* Work to complete
Set down every record below exactly as written.

Segment Start: Records for this exercise

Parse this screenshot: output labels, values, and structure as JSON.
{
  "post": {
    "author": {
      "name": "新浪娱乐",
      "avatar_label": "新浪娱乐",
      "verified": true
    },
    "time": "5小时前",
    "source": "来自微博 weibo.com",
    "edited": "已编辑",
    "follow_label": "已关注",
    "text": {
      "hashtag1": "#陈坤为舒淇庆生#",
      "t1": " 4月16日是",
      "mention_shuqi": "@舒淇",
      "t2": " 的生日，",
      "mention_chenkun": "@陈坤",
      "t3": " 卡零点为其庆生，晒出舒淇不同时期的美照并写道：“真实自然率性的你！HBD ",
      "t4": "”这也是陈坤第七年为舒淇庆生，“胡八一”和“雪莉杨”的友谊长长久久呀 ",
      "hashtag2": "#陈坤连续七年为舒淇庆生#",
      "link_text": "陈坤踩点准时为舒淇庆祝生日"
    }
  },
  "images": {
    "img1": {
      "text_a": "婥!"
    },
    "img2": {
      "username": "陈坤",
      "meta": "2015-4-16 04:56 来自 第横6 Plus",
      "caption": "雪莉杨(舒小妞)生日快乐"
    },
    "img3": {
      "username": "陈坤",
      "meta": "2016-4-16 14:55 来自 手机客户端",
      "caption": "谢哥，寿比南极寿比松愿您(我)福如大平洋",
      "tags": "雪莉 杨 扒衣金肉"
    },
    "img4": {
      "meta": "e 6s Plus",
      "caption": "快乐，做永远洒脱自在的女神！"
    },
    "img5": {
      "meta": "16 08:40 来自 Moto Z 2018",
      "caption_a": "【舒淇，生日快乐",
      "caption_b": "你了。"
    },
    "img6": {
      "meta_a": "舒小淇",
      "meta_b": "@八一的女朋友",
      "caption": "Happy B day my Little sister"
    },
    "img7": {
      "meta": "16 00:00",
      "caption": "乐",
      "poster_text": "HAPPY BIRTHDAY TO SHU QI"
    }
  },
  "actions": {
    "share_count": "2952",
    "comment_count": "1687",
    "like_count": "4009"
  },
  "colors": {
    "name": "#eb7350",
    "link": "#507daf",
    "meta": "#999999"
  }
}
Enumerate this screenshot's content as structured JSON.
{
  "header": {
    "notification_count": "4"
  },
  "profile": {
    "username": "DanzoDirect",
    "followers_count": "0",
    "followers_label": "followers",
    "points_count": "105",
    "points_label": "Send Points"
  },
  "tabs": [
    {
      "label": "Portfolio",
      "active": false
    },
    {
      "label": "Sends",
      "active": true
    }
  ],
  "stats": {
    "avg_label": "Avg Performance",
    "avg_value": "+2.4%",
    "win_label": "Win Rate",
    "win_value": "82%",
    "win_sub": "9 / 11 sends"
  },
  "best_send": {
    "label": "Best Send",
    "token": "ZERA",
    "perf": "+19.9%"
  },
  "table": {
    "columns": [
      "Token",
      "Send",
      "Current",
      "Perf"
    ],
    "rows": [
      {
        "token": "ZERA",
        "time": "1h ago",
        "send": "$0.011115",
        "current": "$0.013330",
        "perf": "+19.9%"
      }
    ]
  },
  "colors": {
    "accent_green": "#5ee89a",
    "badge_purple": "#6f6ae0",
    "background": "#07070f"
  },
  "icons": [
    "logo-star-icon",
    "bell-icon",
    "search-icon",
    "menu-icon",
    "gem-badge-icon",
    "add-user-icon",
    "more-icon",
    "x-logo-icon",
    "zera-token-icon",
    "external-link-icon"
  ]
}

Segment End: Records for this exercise

* Written answer
Parse this screenshot: output labels, values, and structure as JSON.
{
  "post": {
    "author": {
      "name": "新浪娱乐",
      "avatar_label": "新浪娱乐",
      "verified": true
    },
    "time": "5小时前",
    "source": "来自微博 weibo.com",
    "edited": "已编辑",
    "follow_label": "已关注",
    "text": {
      "hashtag1": "#陈坤为舒淇庆生#",
      "t1": " 4月16日是",
      "mention_shuqi": "@舒淇",
      "t2": " 的生日，",
      "mention_chenkun": "@陈坤",
      "t3": " 卡零点为其庆生，晒出舒淇不同时期的美照并写道：“真实自然率性的你！HBD ",
      "t4": "”这也是陈坤第七年为舒淇庆生，“胡八一”和“雪莉杨”的友谊长长久久呀 ",
      "hashtag2": "#陈坤连续七年为舒淇庆生#",
      "link_text": "陈坤踩点准时为舒淇庆祝生日"
    }
  },
  "images": {
    "img1": {
      "text_a": "婥!"
    },
    "img2": {
      "username": "陈坤",
      "meta": "2015-4-16 04:56 来自 第横6 Plus",
      "caption": "雪莉杨(舒小妞)生日快乐"
    },
    "img3": {
      "username": "陈坤",
      "meta": "2016-4-16 14:55 来自 手机客户端",
      "caption": "谢哥，寿比南极寿比松愿您(我)福如大平洋",
      "tags": "雪莉 杨 扒衣金肉"
    },
    "img4": {
      "meta": "e 6s Plus",
      "caption": "快乐，做永远洒脱自在的女神！"
    },
    "img5": {
      "meta": "16 08:40 来自 Moto Z 2018",
      "caption_a": "【舒淇，生日快乐",
      "caption_b": "你了。"
    },
    "img6": {
      "meta_a": "舒小淇",
      "meta_b": "@八一的女朋友",
      "caption": "Happy B day my Little sister"
    },
    "img7": {
      "meta": "16 00:00",
      "caption": "乐",
      "poster_text": "HAPPY BIRTHDAY TO SHU QI"
    }
  },
  "actions": {
    "share_count": "2952",
    "comment_count": "1687",
    "like_count": "4009"
  },
  "colors": {
    "name": "#eb7350",
    "link": "#507daf",
    "meta": "#999999"
  }
}
Enumerate this screenshot's content as structured JSON.
{
  "header": {
    "notification_count": "4"
  },
  "profile": {
    "username": "DanzoDirect",
    "followers_count": "0",
    "followers_label": "followers",
    "points_count": "105",
    "points_label": "Send Points"
  },
  "tabs": [
    {
      "label": "Portfolio",
      "active": false
    },
    {
      "label": "Sends",
      "active": true
    }
  ],
  "stats": {
    "avg_label": "Avg Performance",
    "avg_value": "+2.4%",
    "win_label": "Win Rate",
    "win_value": "82%",
    "win_sub": "9 / 11 sends"
  },
  "best_send": {
    "label": "Best Send",
    "token": "ZERA",
    "perf": "+19.9%"
  },
  "table": {
    "columns": [
      "Token",
      "Send",
      "Current",
      "Perf"
    ],
    "rows": [
      {
        "token": "ZERA",
        "time": "1h ago",
        "send": "$0.011115",
        "current": "$0.013330",
        "perf": "+19.9%"
      }
    ]
  },
  "colors": {
    "accent_green": "#5ee89a",
    "badge_purple": "#6f6ae0",
    "background": "#07070f"
  },
  "icons": [
    "logo-star-icon",
    "bell-icon",
    "search-icon",
    "menu-icon",
    "gem-badge-icon",
    "add-user-icon",
    "more-icon",
    "x-logo-icon",
    "zera-token-icon",
    "external-link-icon"
  ]
}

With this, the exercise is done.